It is important that the main character in the series should have a catchy name, such as Dick Lightheart, Jack Harkaway, Gay Dashleigh, Don Kirk, as upon this name will depend the title for the library.
The essential idea of this series is to interest young readers in the career of a young man at a boarding school, preferably a military or a naval academy. The stories should differ from the Jack Harkaways in being American and thoroughly up to date. Our idea is to issue, say, twelve stories, each complete in itself, but like the links in a chain, all dealing with life at the academy. By this time the readers will have become sufficiently well acquainted with the hero, and the author will also no doubt have exhausted most of the pranks and escapades that might naturally occur.
After the first twelve numbers, the hero is obliged to leave the academy, or takes it upon himself to leave. It is essential that he should come into a considerable amount of money at this period. When he leaves the academy he takes with him one of the professor’s servants, a chum. In fact any of the characters you have introduced and made prominent in the story. A little love element would also not be amiss, though this is not particularly important.
When the hero is once projected on his travels there is an infinite variety of incident to choose from. In the Island School Series, published by one of our London connections, you will find scenes of foreign travel with color. This material you are at liberty to use freely . . .
After we run through twenty or thirty numbers of this, we would bring the hero back and have him go to college - say, Yale University; thence we could take him on his travels again to the South Seas or anywhere. . . .
Two weeks later Patten sent in a story called “Frank Merriwell; or, First Days at Fardale” (dime-novel titles were always two-parters, including a semicolon and a comma). “The first of the Frank Merriwell stories appeared on April 18, 1896” wrote Ronald Weber in Hired Pens, “and thereafter they were a regular feature of Street & Smith’s Tip Top Weekly. Patten’s first contract covered a three-year period and paid him $50 for a 20,000-word story. Although the money was modest, the contract meant a regular income and Patten reasoned that at the rate of five thousand words a day he could finish a story in four days and have two left over for other work.” (Emphasis mine; as a fellow pen for hire, I can only gasp in shock, awe, and dismay.)
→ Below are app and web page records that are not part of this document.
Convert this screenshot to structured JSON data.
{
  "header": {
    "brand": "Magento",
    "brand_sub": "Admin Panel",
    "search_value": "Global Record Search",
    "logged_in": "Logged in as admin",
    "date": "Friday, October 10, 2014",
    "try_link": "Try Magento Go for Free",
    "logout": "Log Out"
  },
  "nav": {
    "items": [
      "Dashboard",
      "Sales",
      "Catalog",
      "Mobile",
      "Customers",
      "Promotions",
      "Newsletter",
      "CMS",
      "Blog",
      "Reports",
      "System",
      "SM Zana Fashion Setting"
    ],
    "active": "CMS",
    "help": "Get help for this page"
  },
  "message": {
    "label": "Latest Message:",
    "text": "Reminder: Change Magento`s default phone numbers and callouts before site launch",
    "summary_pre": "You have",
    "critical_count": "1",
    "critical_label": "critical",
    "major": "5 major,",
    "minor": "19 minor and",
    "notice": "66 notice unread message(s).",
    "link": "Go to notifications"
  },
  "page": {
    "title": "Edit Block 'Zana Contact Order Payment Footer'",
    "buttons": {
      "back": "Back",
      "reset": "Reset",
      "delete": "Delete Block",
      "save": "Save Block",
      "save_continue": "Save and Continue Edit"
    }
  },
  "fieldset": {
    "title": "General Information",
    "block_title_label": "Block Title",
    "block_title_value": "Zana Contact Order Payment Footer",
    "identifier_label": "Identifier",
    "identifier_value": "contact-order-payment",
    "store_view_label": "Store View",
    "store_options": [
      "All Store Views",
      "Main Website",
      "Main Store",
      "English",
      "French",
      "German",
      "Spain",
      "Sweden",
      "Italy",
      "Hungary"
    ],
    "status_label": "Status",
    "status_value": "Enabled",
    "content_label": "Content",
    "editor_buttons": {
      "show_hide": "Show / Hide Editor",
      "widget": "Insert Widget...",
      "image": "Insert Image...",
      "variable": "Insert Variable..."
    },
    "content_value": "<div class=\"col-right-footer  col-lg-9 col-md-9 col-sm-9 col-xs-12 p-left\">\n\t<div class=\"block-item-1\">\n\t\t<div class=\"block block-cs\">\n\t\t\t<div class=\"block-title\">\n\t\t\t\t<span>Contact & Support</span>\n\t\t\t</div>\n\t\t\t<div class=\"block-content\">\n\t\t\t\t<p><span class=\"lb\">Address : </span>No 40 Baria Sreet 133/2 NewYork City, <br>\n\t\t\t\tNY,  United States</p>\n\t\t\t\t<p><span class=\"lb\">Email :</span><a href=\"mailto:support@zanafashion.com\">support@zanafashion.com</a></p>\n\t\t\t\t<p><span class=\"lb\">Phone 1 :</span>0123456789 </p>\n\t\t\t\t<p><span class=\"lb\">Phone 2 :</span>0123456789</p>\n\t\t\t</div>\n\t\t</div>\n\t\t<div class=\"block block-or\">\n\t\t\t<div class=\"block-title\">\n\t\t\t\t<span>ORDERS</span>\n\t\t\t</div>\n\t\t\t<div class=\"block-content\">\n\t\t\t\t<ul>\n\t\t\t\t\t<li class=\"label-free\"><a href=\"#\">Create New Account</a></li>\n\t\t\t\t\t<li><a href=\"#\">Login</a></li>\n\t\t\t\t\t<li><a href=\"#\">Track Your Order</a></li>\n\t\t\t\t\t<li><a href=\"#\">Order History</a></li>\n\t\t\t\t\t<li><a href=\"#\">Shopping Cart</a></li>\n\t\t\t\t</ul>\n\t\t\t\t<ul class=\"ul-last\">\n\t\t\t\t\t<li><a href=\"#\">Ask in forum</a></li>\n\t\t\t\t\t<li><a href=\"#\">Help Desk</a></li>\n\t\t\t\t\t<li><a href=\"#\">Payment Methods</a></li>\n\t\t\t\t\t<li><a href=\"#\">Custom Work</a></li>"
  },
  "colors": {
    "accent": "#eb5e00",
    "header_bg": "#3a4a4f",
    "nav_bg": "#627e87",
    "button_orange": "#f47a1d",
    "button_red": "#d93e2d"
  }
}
After writing 20 million words over 17 years as Burt L. Standish, plus millions more as Lefty Locke and who knows what else, Gilbert Patten went to his grave as the most famous American author no one knew. Yet in Frank Merriwell he gave us a hero for his age and, in a not instantly visible way, our own. No one today knows of Malaeska and few of Deadwood Dick, but everyone knows Frank Merriwell, the pride of Yale, supreme athlete, courageous hunter, and master ventriloquist who, in the words of his creator, stood for truth, faith, justice, the triumph of right, mother, home, friendship, loyalty, patriotism, the love of alma mater, duty, sacrifice, retribution, and strength of soul as well as body. Frank was manly; he had “sand” … and he was modest to a fault.
The formulaic quality of the series, the crudity of the cover illustrations, the implausibility of the settings and impossibility of the outcomes, all combined to deliver a bindingly archaic experience of Young America when it was strong and, like its dime-novel heroes, noble. There is a reason that our enduring heroic figures — strong, silent, resolute types like John Wayne, Ted Williams, Gary Cooper, and Ronald Reagan — echo an archetypal past, one that is, in the words of historian J.H. Plumb, “a psychological reality, used for a social purpose: to stress the virtues of courage, endurance, strength, loyalty and indifference to death.” In other words, the virtues embodied in Frank Merriwell, Davy Crockett, Kit Carson, and their dime-novel chums.